--- DATA TO USE Enclosed Below ---

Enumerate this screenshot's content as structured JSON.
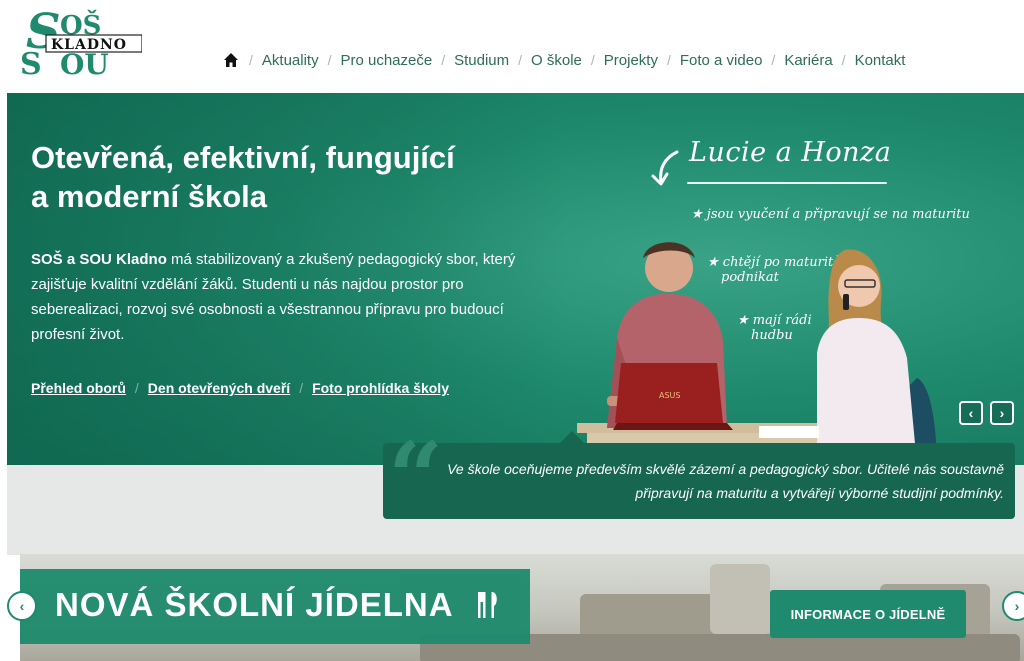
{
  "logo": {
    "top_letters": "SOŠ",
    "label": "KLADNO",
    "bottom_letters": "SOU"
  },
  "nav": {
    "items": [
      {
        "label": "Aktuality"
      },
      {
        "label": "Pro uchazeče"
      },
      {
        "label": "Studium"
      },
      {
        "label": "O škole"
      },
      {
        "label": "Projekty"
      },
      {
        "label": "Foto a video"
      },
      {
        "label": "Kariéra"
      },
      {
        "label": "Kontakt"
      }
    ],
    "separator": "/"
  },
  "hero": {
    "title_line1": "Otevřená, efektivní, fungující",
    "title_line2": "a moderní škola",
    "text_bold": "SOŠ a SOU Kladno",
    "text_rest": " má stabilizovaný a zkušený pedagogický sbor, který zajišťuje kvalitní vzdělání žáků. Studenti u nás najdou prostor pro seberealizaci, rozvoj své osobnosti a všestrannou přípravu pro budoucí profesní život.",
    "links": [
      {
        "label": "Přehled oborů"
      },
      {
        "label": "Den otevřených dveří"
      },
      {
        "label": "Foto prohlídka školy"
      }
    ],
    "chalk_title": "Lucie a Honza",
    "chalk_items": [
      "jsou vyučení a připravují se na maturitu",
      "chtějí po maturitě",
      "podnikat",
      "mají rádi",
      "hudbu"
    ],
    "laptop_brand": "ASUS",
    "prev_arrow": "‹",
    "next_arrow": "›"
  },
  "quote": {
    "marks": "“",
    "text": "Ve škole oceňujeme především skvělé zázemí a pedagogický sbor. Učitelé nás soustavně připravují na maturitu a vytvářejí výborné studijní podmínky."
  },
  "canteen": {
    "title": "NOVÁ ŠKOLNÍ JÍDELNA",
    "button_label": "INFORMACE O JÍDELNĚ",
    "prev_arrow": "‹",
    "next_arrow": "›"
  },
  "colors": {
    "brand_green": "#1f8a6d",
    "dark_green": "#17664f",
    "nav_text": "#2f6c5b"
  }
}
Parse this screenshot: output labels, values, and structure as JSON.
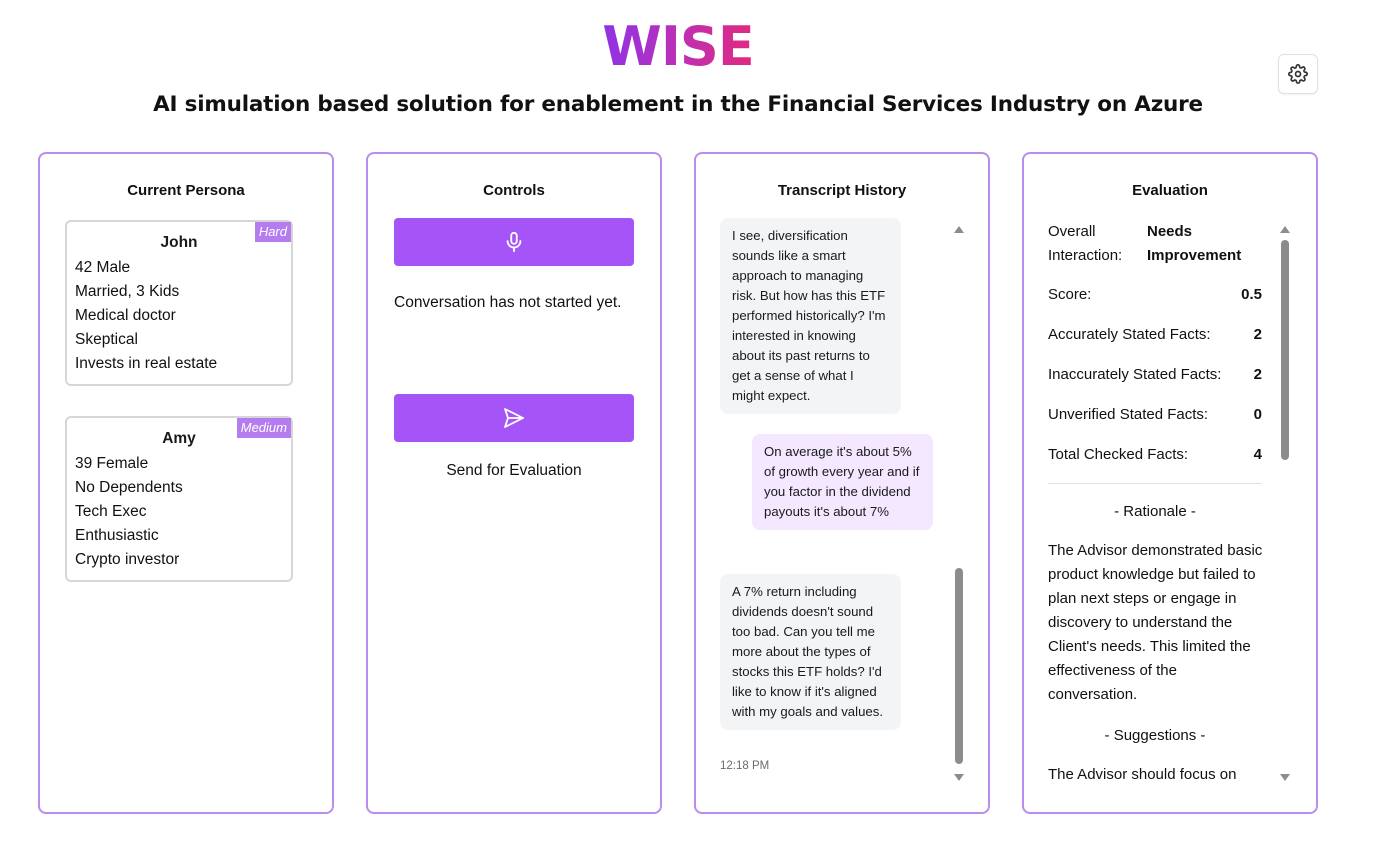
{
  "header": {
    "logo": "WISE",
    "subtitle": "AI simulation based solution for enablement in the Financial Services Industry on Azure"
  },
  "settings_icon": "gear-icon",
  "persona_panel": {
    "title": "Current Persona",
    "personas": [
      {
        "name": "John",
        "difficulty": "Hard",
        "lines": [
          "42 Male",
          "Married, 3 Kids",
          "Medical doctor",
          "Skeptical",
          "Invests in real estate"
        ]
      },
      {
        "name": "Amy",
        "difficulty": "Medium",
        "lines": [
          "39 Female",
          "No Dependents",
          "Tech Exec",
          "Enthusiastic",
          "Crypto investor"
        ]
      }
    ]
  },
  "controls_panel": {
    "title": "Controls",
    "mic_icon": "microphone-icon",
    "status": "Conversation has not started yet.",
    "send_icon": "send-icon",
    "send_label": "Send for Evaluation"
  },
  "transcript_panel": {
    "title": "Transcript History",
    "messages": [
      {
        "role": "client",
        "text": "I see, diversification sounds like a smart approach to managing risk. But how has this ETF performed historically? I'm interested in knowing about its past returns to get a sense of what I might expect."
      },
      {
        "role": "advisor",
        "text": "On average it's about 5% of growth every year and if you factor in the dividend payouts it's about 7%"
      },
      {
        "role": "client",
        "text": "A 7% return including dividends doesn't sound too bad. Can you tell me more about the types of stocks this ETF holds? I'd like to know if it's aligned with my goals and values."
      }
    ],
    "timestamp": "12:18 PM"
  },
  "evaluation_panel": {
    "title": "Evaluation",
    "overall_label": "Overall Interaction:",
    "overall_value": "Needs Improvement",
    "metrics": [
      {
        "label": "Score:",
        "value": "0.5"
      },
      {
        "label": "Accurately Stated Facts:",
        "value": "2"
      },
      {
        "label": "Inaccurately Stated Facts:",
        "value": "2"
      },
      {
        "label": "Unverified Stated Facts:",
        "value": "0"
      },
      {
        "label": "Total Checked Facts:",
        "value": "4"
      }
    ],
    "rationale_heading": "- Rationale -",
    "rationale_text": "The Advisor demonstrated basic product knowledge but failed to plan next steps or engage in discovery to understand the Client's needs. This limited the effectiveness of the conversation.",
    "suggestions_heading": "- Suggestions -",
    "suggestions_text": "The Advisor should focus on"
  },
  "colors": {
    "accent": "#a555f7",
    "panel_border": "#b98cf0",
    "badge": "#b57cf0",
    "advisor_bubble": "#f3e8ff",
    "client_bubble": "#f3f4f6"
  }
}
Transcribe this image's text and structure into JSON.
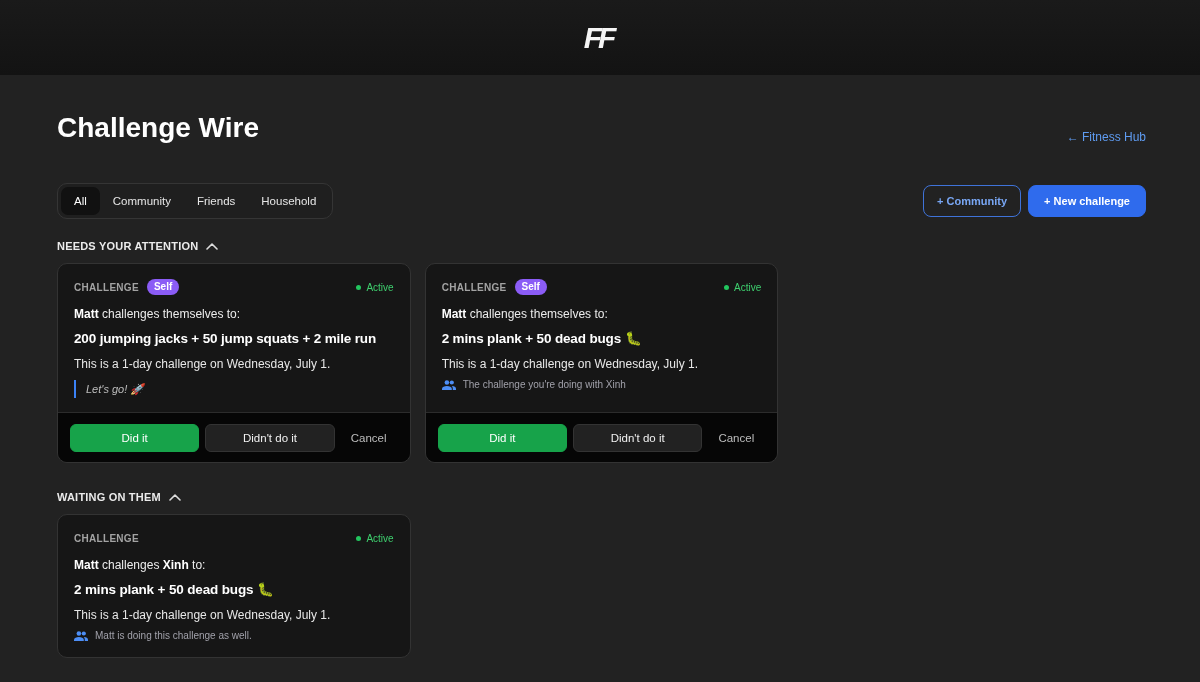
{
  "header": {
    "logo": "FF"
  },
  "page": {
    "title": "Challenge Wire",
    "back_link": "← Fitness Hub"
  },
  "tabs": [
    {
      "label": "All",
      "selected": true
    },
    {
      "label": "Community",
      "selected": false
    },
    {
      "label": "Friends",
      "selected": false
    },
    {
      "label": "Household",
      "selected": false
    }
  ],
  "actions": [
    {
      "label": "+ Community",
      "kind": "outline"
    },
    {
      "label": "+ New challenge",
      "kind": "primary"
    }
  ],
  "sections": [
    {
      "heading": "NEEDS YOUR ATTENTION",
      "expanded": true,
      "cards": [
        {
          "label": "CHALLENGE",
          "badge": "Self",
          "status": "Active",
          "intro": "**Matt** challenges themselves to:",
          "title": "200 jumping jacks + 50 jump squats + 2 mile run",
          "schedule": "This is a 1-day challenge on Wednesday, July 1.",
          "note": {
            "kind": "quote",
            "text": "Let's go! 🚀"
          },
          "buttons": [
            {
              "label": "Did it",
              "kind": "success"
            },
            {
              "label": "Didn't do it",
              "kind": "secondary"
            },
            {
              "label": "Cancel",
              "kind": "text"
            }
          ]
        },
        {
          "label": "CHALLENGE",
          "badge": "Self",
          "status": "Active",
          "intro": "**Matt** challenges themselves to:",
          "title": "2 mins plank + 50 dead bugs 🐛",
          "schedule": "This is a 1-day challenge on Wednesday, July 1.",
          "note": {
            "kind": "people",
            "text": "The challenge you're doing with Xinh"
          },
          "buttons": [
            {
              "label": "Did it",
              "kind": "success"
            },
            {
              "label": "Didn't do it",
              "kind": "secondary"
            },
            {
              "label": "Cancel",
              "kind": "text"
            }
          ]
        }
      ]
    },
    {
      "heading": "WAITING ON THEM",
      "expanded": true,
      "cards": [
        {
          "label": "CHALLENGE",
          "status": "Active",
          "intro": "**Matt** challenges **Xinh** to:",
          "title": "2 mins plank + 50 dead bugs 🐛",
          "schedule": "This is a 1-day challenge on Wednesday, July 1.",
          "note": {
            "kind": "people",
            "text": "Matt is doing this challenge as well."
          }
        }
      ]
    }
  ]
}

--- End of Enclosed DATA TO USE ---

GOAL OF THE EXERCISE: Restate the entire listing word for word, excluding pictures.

REPLY:
Enumerate this screenshot's content as structured JSON.
{
  "logo": {
    "top_letters": "SOŠ",
    "label": "KLADNO",
    "bottom_letters": "SOU"
  },
  "nav": {
    "items": [
      {
        "label": "Aktuality"
      },
      {
        "label": "Pro uchazeče"
      },
      {
        "label": "Studium"
      },
      {
        "label": "O škole"
      },
      {
        "label": "Projekty"
      },
      {
        "label": "Foto a video"
      },
      {
        "label": "Kariéra"
      },
      {
        "label": "Kontakt"
      }
    ],
    "separator": "/"
  },
  "hero": {
    "title_line1": "Otevřená, efektivní, fungující",
    "title_line2": "a moderní škola",
    "text_bold": "SOŠ a SOU Kladno",
    "text_rest": " má stabilizovaný a zkušený pedagogický sbor, který zajišťuje kvalitní vzdělání žáků. Studenti u nás najdou prostor pro seberealizaci, rozvoj své osobnosti a všestrannou přípravu pro budoucí profesní život.",
    "links": [
      {
        "label": "Přehled oborů"
      },
      {
        "label": "Den otevřených dveří"
      },
      {
        "label": "Foto prohlídka školy"
      }
    ],
    "chalk_title": "Lucie a Honza",
    "chalk_items": [
      "jsou vyučení a připravují se na maturitu",
      "chtějí po maturitě",
      "podnikat",
      "mají rádi",
      "hudbu"
    ],
    "laptop_brand": "ASUS",
    "prev_arrow": "‹",
    "next_arrow": "›"
  },
  "quote": {
    "marks": "“",
    "text": "Ve škole oceňujeme především skvělé zázemí a pedagogický sbor. Učitelé nás soustavně připravují na maturitu a vytvářejí výborné studijní podmínky."
  },
  "canteen": {
    "title": "NOVÁ ŠKOLNÍ JÍDELNA",
    "button_label": "INFORMACE O JÍDELNĚ",
    "prev_arrow": "‹",
    "next_arrow": "›"
  },
  "colors": {
    "brand_green": "#1f8a6d",
    "dark_green": "#17664f",
    "nav_text": "#2f6c5b"
  }
}
Parse this screenshot: output labels, values, and structure as JSON.
{
  "header": {
    "logo": "WISE",
    "subtitle": "AI simulation based solution for enablement in the Financial Services Industry on Azure"
  },
  "settings_icon": "gear-icon",
  "persona_panel": {
    "title": "Current Persona",
    "personas": [
      {
        "name": "John",
        "difficulty": "Hard",
        "lines": [
          "42 Male",
          "Married, 3 Kids",
          "Medical doctor",
          "Skeptical",
          "Invests in real estate"
        ]
      },
      {
        "name": "Amy",
        "difficulty": "Medium",
        "lines": [
          "39 Female",
          "No Dependents",
          "Tech Exec",
          "Enthusiastic",
          "Crypto investor"
        ]
      }
    ]
  },
  "controls_panel": {
    "title": "Controls",
    "mic_icon": "microphone-icon",
    "status": "Conversation has not started yet.",
    "send_icon": "send-icon",
    "send_label": "Send for Evaluation"
  },
  "transcript_panel": {
    "title": "Transcript History",
    "messages": [
      {
        "role": "client",
        "text": "I see, diversification sounds like a smart approach to managing risk. But how has this ETF performed historically? I'm interested in knowing about its past returns to get a sense of what I might expect."
      },
      {
        "role": "advisor",
        "text": "On average it's about 5% of growth every year and if you factor in the dividend payouts it's about 7%"
      },
      {
        "role": "client",
        "text": "A 7% return including dividends doesn't sound too bad. Can you tell me more about the types of stocks this ETF holds? I'd like to know if it's aligned with my goals and values."
      }
    ],
    "timestamp": "12:18 PM"
  },
  "evaluation_panel": {
    "title": "Evaluation",
    "overall_label": "Overall Interaction:",
    "overall_value": "Needs Improvement",
    "metrics": [
      {
        "label": "Score:",
        "value": "0.5"
      },
      {
        "label": "Accurately Stated Facts:",
        "value": "2"
      },
      {
        "label": "Inaccurately Stated Facts:",
        "value": "2"
      },
      {
        "label": "Unverified Stated Facts:",
        "value": "0"
      },
      {
        "label": "Total Checked Facts:",
        "value": "4"
      }
    ],
    "rationale_heading": "- Rationale -",
    "rationale_text": "The Advisor demonstrated basic product knowledge but failed to plan next steps or engage in discovery to understand the Client's needs. This limited the effectiveness of the conversation.",
    "suggestions_heading": "- Suggestions -",
    "suggestions_text": "The Advisor should focus on"
  },
  "colors": {
    "accent": "#a555f7",
    "panel_border": "#b98cf0",
    "badge": "#b57cf0",
    "advisor_bubble": "#f3e8ff",
    "client_bubble": "#f3f4f6"
  }
}
Transcribe this image's text and structure into JSON.
{
  "header": {
    "logo": "FF"
  },
  "page": {
    "title": "Challenge Wire",
    "back_link": "← Fitness Hub"
  },
  "tabs": [
    {
      "label": "All",
      "selected": true
    },
    {
      "label": "Community",
      "selected": false
    },
    {
      "label": "Friends",
      "selected": false
    },
    {
      "label": "Household",
      "selected": false
    }
  ],
  "actions": [
    {
      "label": "+ Community",
      "kind": "outline"
    },
    {
      "label": "+ New challenge",
      "kind": "primary"
    }
  ],
  "sections": [
    {
      "heading": "NEEDS YOUR ATTENTION",
      "expanded": true,
      "cards": [
        {
          "label": "CHALLENGE",
          "badge": "Self",
          "status": "Active",
          "intro": "**Matt** challenges themselves to:",
          "title": "200 jumping jacks + 50 jump squats + 2 mile run",
          "schedule": "This is a 1-day challenge on Wednesday, July 1.",
          "note": {
            "kind": "quote",
            "text": "Let's go! 🚀"
          },
          "buttons": [
            {
              "label": "Did it",
              "kind": "success"
            },
            {
              "label": "Didn't do it",
              "kind": "secondary"
            },
            {
              "label": "Cancel",
              "kind": "text"
            }
          ]
        },
        {
          "label": "CHALLENGE",
          "badge": "Self",
          "status": "Active",
          "intro": "**Matt** challenges themselves to:",
          "title": "2 mins plank + 50 dead bugs 🐛",
          "schedule": "This is a 1-day challenge on Wednesday, July 1.",
          "note": {
            "kind": "people",
            "text": "The challenge you're doing with Xinh"
          },
          "buttons": [
            {
              "label": "Did it",
              "kind": "success"
            },
            {
              "label": "Didn't do it",
              "kind": "secondary"
            },
            {
              "label": "Cancel",
              "kind": "text"
            }
          ]
        }
      ]
    },
    {
      "heading": "WAITING ON THEM",
      "expanded": true,
      "cards": [
        {
          "label": "CHALLENGE",
          "status": "Active",
          "intro": "**Matt** challenges **Xinh** to:",
          "title": "2 mins plank + 50 dead bugs 🐛",
          "schedule": "This is a 1-day challenge on Wednesday, July 1.",
          "note": {
            "kind": "people",
            "text": "Matt is doing this challenge as well."
          }
        }
      ]
    }
  ]
}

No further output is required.